But the Jacobi identity says

[ad

X

, ad

Y

](Z) = [X, [Y, Z]] − [Y, [X, Z]] = [[X, Y ], Z] = ad

[X,Y ]

(Z).

We will eventually want to find all representations of a Lie algebra.
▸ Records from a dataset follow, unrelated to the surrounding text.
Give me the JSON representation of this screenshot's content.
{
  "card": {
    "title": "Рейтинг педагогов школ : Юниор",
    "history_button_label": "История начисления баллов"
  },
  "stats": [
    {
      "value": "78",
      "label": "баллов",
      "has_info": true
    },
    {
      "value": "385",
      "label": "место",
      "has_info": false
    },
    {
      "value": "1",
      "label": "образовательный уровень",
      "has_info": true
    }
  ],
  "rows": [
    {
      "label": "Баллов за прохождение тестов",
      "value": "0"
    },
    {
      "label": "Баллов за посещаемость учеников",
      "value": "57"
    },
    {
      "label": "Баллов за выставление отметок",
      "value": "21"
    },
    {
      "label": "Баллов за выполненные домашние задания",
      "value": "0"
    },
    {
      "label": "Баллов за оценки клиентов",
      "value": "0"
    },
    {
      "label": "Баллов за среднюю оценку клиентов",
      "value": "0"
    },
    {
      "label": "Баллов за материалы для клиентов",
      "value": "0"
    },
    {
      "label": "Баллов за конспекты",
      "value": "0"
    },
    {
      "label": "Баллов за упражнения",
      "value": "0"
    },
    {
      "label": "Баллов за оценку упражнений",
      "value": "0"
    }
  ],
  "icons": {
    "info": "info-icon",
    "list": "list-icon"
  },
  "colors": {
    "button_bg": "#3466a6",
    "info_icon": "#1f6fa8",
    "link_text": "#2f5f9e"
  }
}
To do

so, we need the notion of when two representations are “the same”.

Again, we start with the definition of a homomorphism.

Definition

(Homomorphism of representations)

.

Let (

V

1

, ρ

1

)

,

(

V

2

, ρ

2

) be rep-

resentations of

g

. A homomorphism

f

: (

V

1

, ρ

1

)

→

(

V

2

, ρ

2

) is a linear map

f : V

1

→ V

2

such that for all X ∈ g, we have

f(ρ

1

(X)(v)) = ρ

2

(X)(f(v))

for all v ∈ V

1

. Alternatively, we can write this as

f ◦ ρ

1

= ρ

2

◦ f.

In other words, the following diagram commutes for all X ∈ g:

V

1

V

2

V

1

V

2

f

ρ

1

(X) ρ

2

(X)

f

Then we can define

Definition

(Isomorphism of representations)

.

Two

g

-vector spaces

V

1

, V

2

are

isomorphic if there is an invertible homomorphism f : V

1

→ V

2

.

In particular, isomorphic representations have the same dimension.

If we pick a basis for

V

1

and

V

2

, and write the matrices for the representations

as

R

1

(

X

) and

R

2

(

X

), then they are isomorphic if there exists a non-singular

matrix S such that

R

2

(X) = SR

1

(X)S

−1

for all X ∈ g.

We are going to look at special representations that are “indecomposable”.

Definition

(Invariant subspace)

.

Let

ρ

be a representation of a Lie algebra

g

with representation space

V

. An invariant subspace is a subspace

U ⊆ V

such

that

ρ(X)u ∈ U

for all X ∈ g and u ∈ U.

The trivial subspaces are U = {0} and V .

Definition

(Irreducible representation)

.

An irreducible representation is a rep-

resentation with no non-trivial invariant subspaces. They are referred to as

irreps.